━━ Source records

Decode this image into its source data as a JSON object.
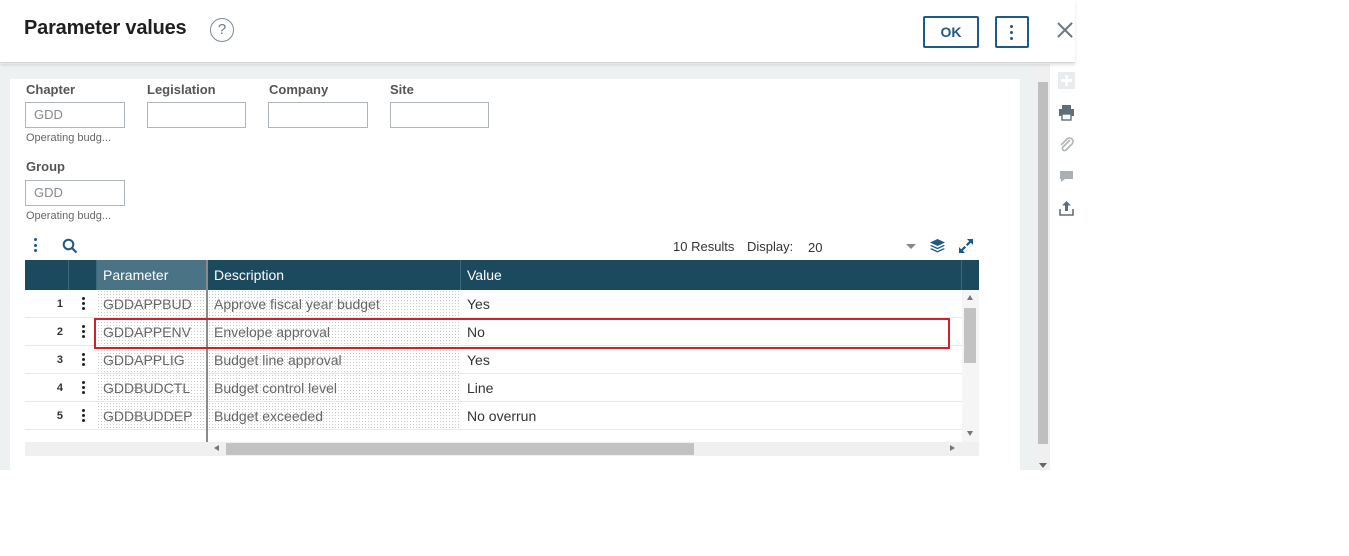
{
  "dialog": {
    "title": "Parameter values",
    "help_glyph": "?",
    "ok_label": "OK"
  },
  "filters": {
    "chapter": {
      "label": "Chapter",
      "value": "GDD",
      "help": "Operating budg..."
    },
    "legislation": {
      "label": "Legislation",
      "value": ""
    },
    "company": {
      "label": "Company",
      "value": ""
    },
    "site": {
      "label": "Site",
      "value": ""
    },
    "group": {
      "label": "Group",
      "value": "GDD",
      "help": "Operating budg..."
    }
  },
  "grid_toolbar": {
    "results": "10 Results",
    "display_label": "Display:",
    "display_value": "20"
  },
  "grid": {
    "columns": [
      "Parameter",
      "Description",
      "Value"
    ],
    "rows": [
      {
        "num": "1",
        "parameter": "GDDAPPBUD",
        "description": "Approve fiscal year budget",
        "value": "Yes"
      },
      {
        "num": "2",
        "parameter": "GDDAPPENV",
        "description": "Envelope approval",
        "value": "No"
      },
      {
        "num": "3",
        "parameter": "GDDAPPLIG",
        "description": "Budget line approval",
        "value": "Yes"
      },
      {
        "num": "4",
        "parameter": "GDDBUDCTL",
        "description": "Budget control level",
        "value": "Line"
      },
      {
        "num": "5",
        "parameter": "GDDBUDDEP",
        "description": "Budget exceeded",
        "value": "No overrun"
      }
    ]
  },
  "colors": {
    "grid_header": "#1b4a5e",
    "accent": "#1e5a86",
    "highlight": "#d0202a"
  },
  "icons": [
    "help-icon",
    "more-icon",
    "close-icon",
    "search-icon",
    "layers-icon",
    "expand-icon",
    "add-icon",
    "print-icon",
    "attachment-icon",
    "comment-icon",
    "export-icon"
  ]
}
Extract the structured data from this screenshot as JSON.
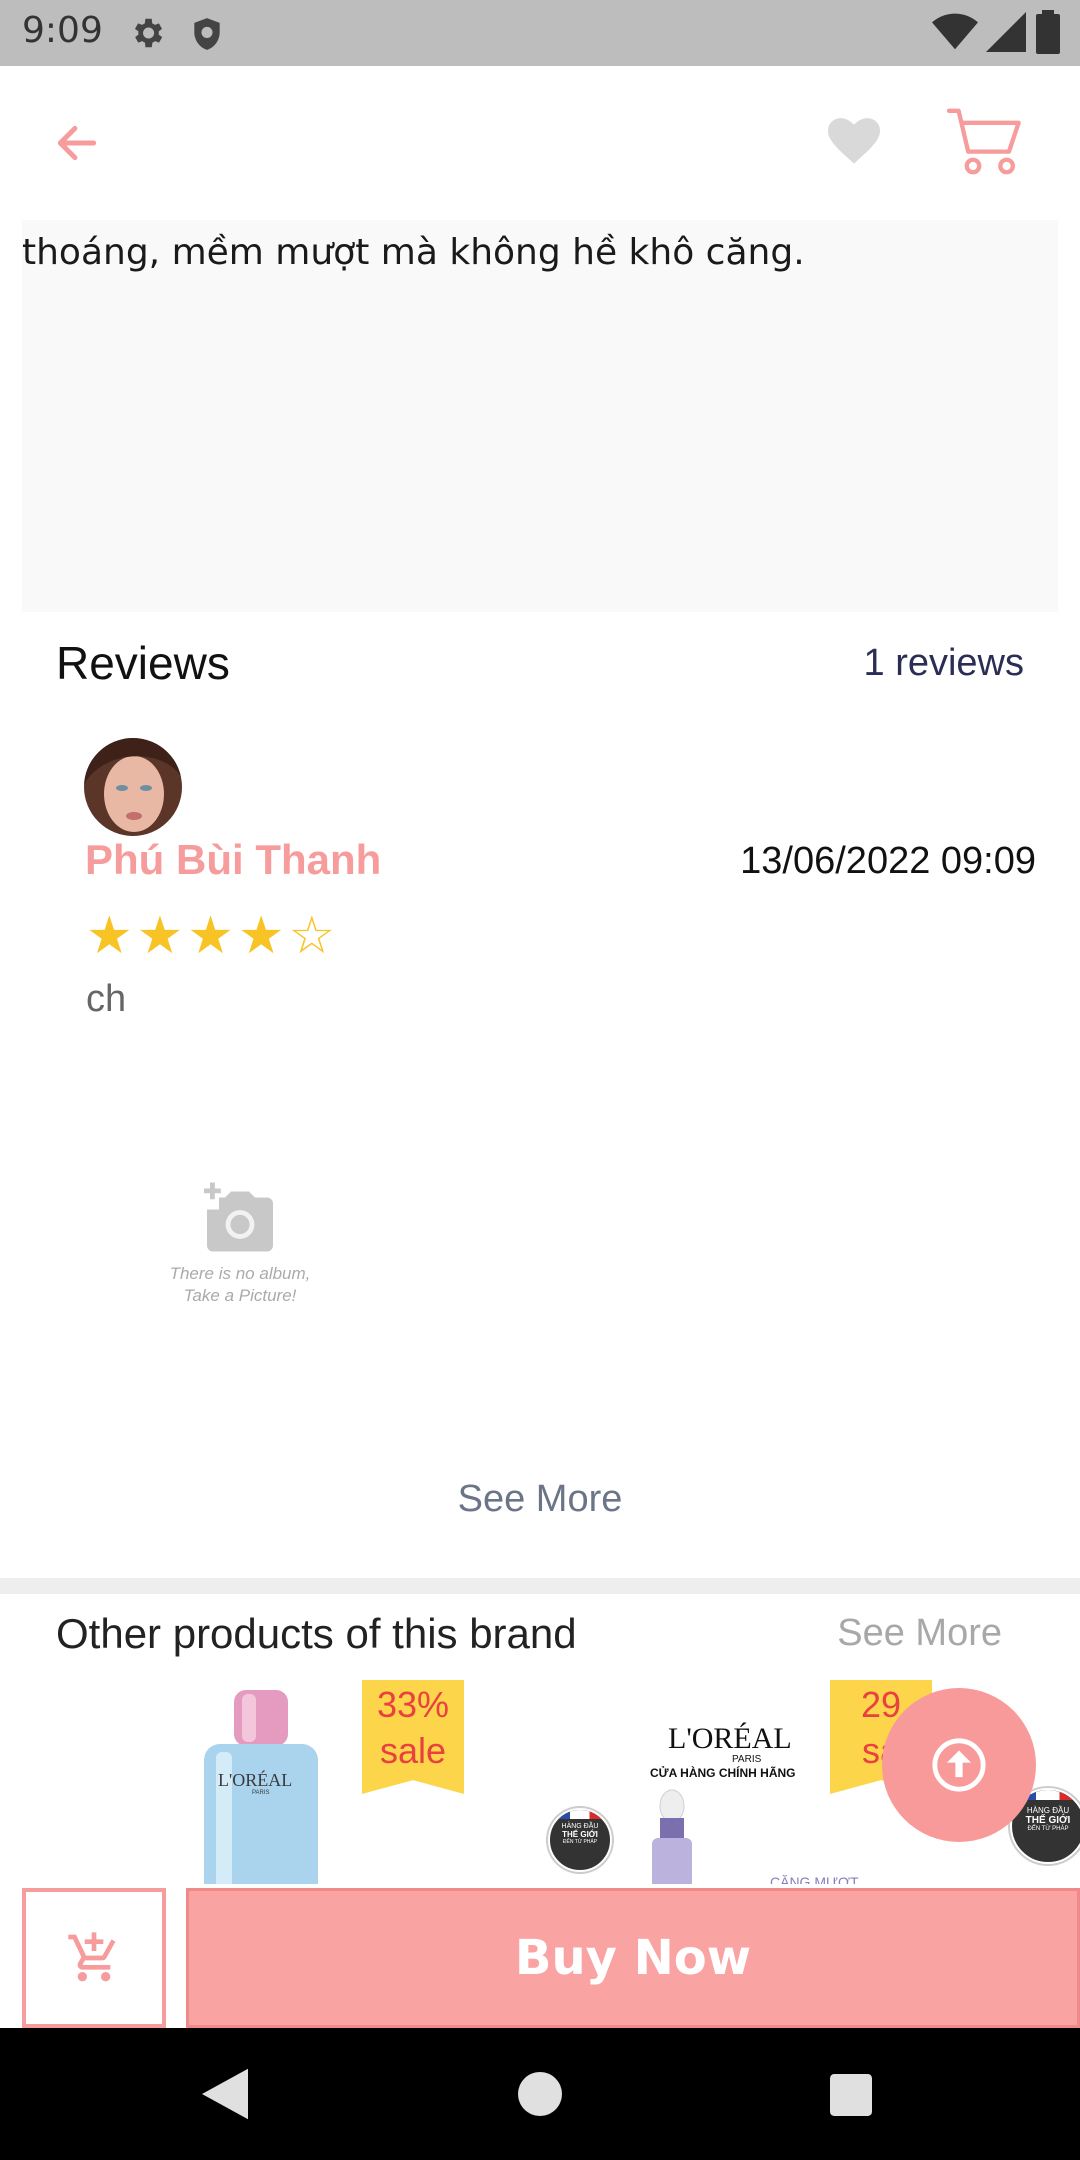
{
  "status_bar": {
    "time": "9:09"
  },
  "description": {
    "text": "thoáng, mềm mượt mà không hề khô căng."
  },
  "reviews": {
    "title": "Reviews",
    "count_label": "1 reviews",
    "items": [
      {
        "name": "Phú Bùi Thanh",
        "date": "13/06/2022 09:09",
        "rating": 4,
        "max_rating": 5,
        "text": "ch"
      }
    ],
    "no_album_line1": "There is no album,",
    "no_album_line2": "Take a Picture!",
    "see_more": "See More"
  },
  "other_products": {
    "title": "Other products of this brand",
    "see_more": "See More",
    "items": [
      {
        "brand": "L'ORÉAL",
        "brand_sub": "PARIS",
        "sale_pct": "33%",
        "sale_word": "sale"
      },
      {
        "brand": "L'ORÉAL",
        "brand_sub": "PARIS",
        "store_label": "CỬA HÀNG CHÍNH HÃNG",
        "sale_pct": "29",
        "sale_word": "sa",
        "tag": "CĂNG MƯỢT",
        "badge_line1": "HÀNG ĐẦU",
        "badge_line2": "THẾ GIỚI",
        "badge_line3": "ĐẾN TỪ PHÁP"
      }
    ]
  },
  "bottom_bar": {
    "buy_now": "Buy Now"
  },
  "colors": {
    "accent": "#f79c9c",
    "star": "#f7c325",
    "sale": "#fcd54a"
  },
  "icons": [
    "settings-icon",
    "shield-icon",
    "wifi-icon",
    "signal-icon",
    "battery-icon",
    "back-arrow-icon",
    "heart-icon",
    "cart-icon",
    "add-photo-icon",
    "arrow-up-icon",
    "add-to-cart-icon"
  ]
}
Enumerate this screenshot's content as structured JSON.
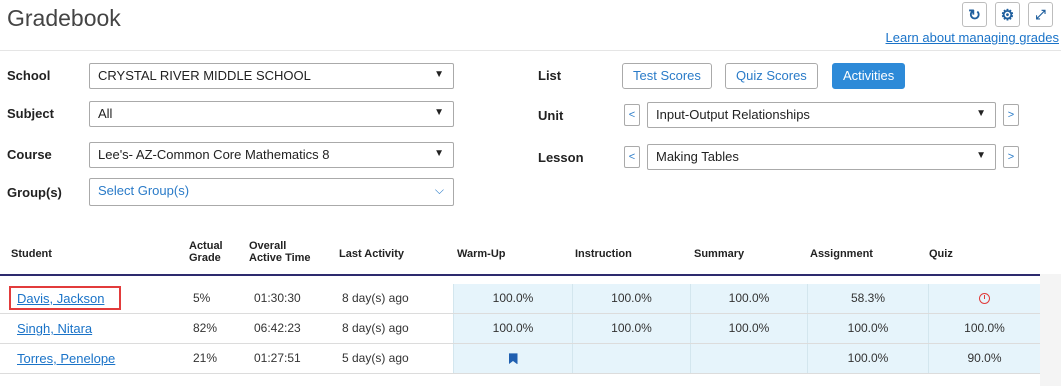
{
  "header": {
    "title": "Gradebook",
    "refresh_icon": "refresh-icon",
    "settings_icon": "gear-icon",
    "expand_icon": "expand-icon",
    "help_link": "Learn about managing grades"
  },
  "filters": {
    "school": {
      "label": "School",
      "value": "CRYSTAL RIVER MIDDLE SCHOOL"
    },
    "subject": {
      "label": "Subject",
      "value": "All"
    },
    "course": {
      "label": "Course",
      "value": "Lee's- AZ-Common Core Mathematics 8"
    },
    "groups": {
      "label": "Group(s)",
      "placeholder": "Select Group(s)"
    },
    "list": {
      "label": "List",
      "options": [
        "Test Scores",
        "Quiz Scores",
        "Activities"
      ],
      "active": "Activities"
    },
    "unit": {
      "label": "Unit",
      "value": "Input-Output Relationships"
    },
    "lesson": {
      "label": "Lesson",
      "value": "Making Tables"
    }
  },
  "table": {
    "columns": {
      "student": "Student",
      "actual_grade_1": "Actual",
      "actual_grade_2": "Grade",
      "active_time_1": "Overall",
      "active_time_2": "Active Time",
      "last_activity": "Last Activity",
      "warmup": "Warm-Up",
      "instruction": "Instruction",
      "summary": "Summary",
      "assignment": "Assignment",
      "quiz": "Quiz"
    },
    "rows": [
      {
        "student": "Davis, Jackson",
        "grade": "5%",
        "time": "01:30:30",
        "last": "8 day(s) ago",
        "warmup": "100.0%",
        "instruction": "100.0%",
        "summary": "100.0%",
        "assignment": "58.3%",
        "quiz": "",
        "quiz_icon": "clock-icon"
      },
      {
        "student": "Singh, Nitara",
        "grade": "82%",
        "time": "06:42:23",
        "last": "8 day(s) ago",
        "warmup": "100.0%",
        "instruction": "100.0%",
        "summary": "100.0%",
        "assignment": "100.0%",
        "quiz": "100.0%"
      },
      {
        "student": "Torres, Penelope",
        "grade": "21%",
        "time": "01:27:51",
        "last": "5 day(s) ago",
        "warmup": "",
        "warmup_icon": "bookmark-icon",
        "instruction": "",
        "summary": "",
        "assignment": "100.0%",
        "quiz": "90.0%"
      }
    ]
  },
  "colors": {
    "accent": "#2d8ad8",
    "header_rule": "#2d2a6e",
    "tint": "#e6f4fb",
    "focus": "#e23b3b"
  }
}
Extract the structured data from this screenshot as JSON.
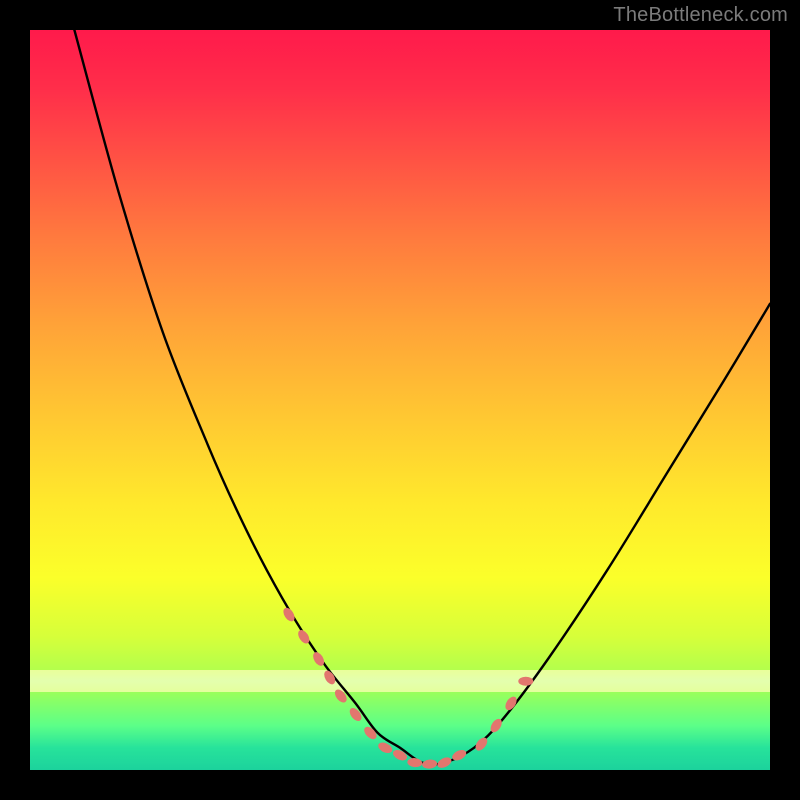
{
  "watermark": "TheBottleneck.com",
  "colors": {
    "background": "#000000",
    "curve_stroke": "#000000",
    "marker_fill": "#e2766e",
    "gradient_stops": [
      "#ff1a4b",
      "#ff2e4a",
      "#ff5444",
      "#ff7a3e",
      "#ffa338",
      "#ffc732",
      "#ffe92c",
      "#fbff2a",
      "#d6ff3a",
      "#a0ff56",
      "#5cff88",
      "#27e39b",
      "#1cd29c"
    ]
  },
  "chart_data": {
    "type": "line",
    "title": "",
    "xlabel": "",
    "ylabel": "",
    "xlim": [
      0,
      100
    ],
    "ylim": [
      0,
      100
    ],
    "pale_band_y": 88,
    "series": [
      {
        "name": "bottleneck-curve",
        "x": [
          6,
          12,
          18,
          24,
          28,
          32,
          36,
          40,
          44,
          47,
          50,
          53,
          56,
          60,
          64,
          70,
          78,
          86,
          94,
          100
        ],
        "y": [
          0,
          22,
          41,
          56,
          65,
          73,
          80,
          86,
          91,
          95,
          97,
          99,
          99,
          97,
          93,
          85,
          73,
          60,
          47,
          37
        ]
      }
    ],
    "markers": {
      "name": "highlighted-points",
      "x": [
        35,
        37,
        39,
        40.5,
        42,
        44,
        46,
        48,
        50,
        52,
        54,
        56,
        58,
        61,
        63,
        65,
        67
      ],
      "y": [
        79,
        82,
        85,
        87.5,
        90,
        92.5,
        95,
        97,
        98,
        99,
        99.2,
        99,
        98,
        96.5,
        94,
        91,
        88
      ]
    }
  }
}
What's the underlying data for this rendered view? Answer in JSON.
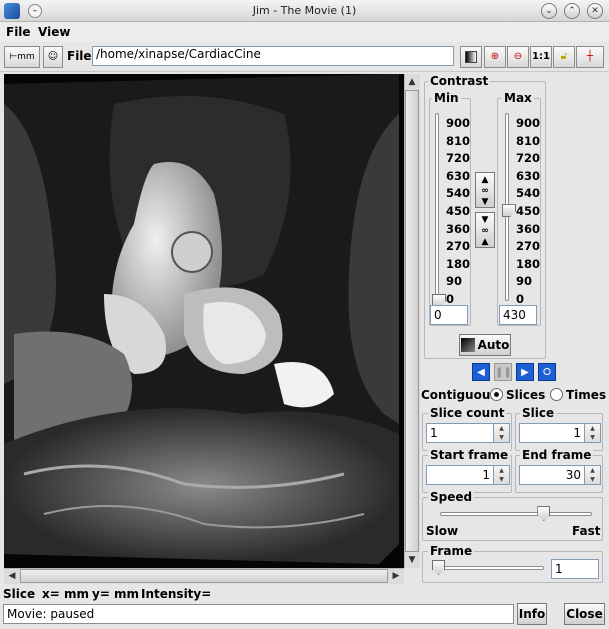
{
  "window": {
    "title": "Jim - The Movie (1)"
  },
  "menu": {
    "file": "File",
    "view": "View"
  },
  "toolbar": {
    "units_label": "mm",
    "file_label": "File:",
    "file_path": "/home/xinapse/CardiacCine",
    "zoom_1to1": "1:1"
  },
  "contrast": {
    "title": "Contrast",
    "min_label": "Min",
    "max_label": "Max",
    "ticks": [
      "900",
      "810",
      "720",
      "630",
      "540",
      "450",
      "360",
      "270",
      "180",
      "90",
      "0"
    ],
    "min_value": "0",
    "max_value": "430",
    "min_slider_fraction": 0.0,
    "max_slider_fraction": 0.478,
    "auto_label": "Auto"
  },
  "movie": {
    "contiguous_label": "Contiguous",
    "slices_label": "Slices",
    "times_label": "Times",
    "selected_mode": "Slices",
    "slice_count_label": "Slice count",
    "slice_count_value": "1",
    "slice_label": "Slice",
    "slice_value": "1",
    "start_frame_label": "Start frame",
    "start_frame_value": "1",
    "end_frame_label": "End frame",
    "end_frame_value": "30",
    "speed_label": "Speed",
    "slow_label": "Slow",
    "fast_label": "Fast",
    "speed_fraction": 0.7,
    "frame_label": "Frame",
    "frame_value": "1",
    "frame_fraction": 0.0
  },
  "status": {
    "slice_label": "Slice",
    "x_label": "x= mm",
    "y_label": "y= mm",
    "intensity_label": "Intensity=",
    "message": "Movie: paused",
    "info_button": "Info",
    "close_button": "Close"
  }
}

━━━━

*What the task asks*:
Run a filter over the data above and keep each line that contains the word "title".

*Reply to the exercise*:
    "title": "Parameter values",
    "title": "Reviews",
    "title": "Other products of this brand",
    "title": "Gradebook",
    "title": "",
    "title": "Jim - The Movie (1)"
    "title": "Contrast",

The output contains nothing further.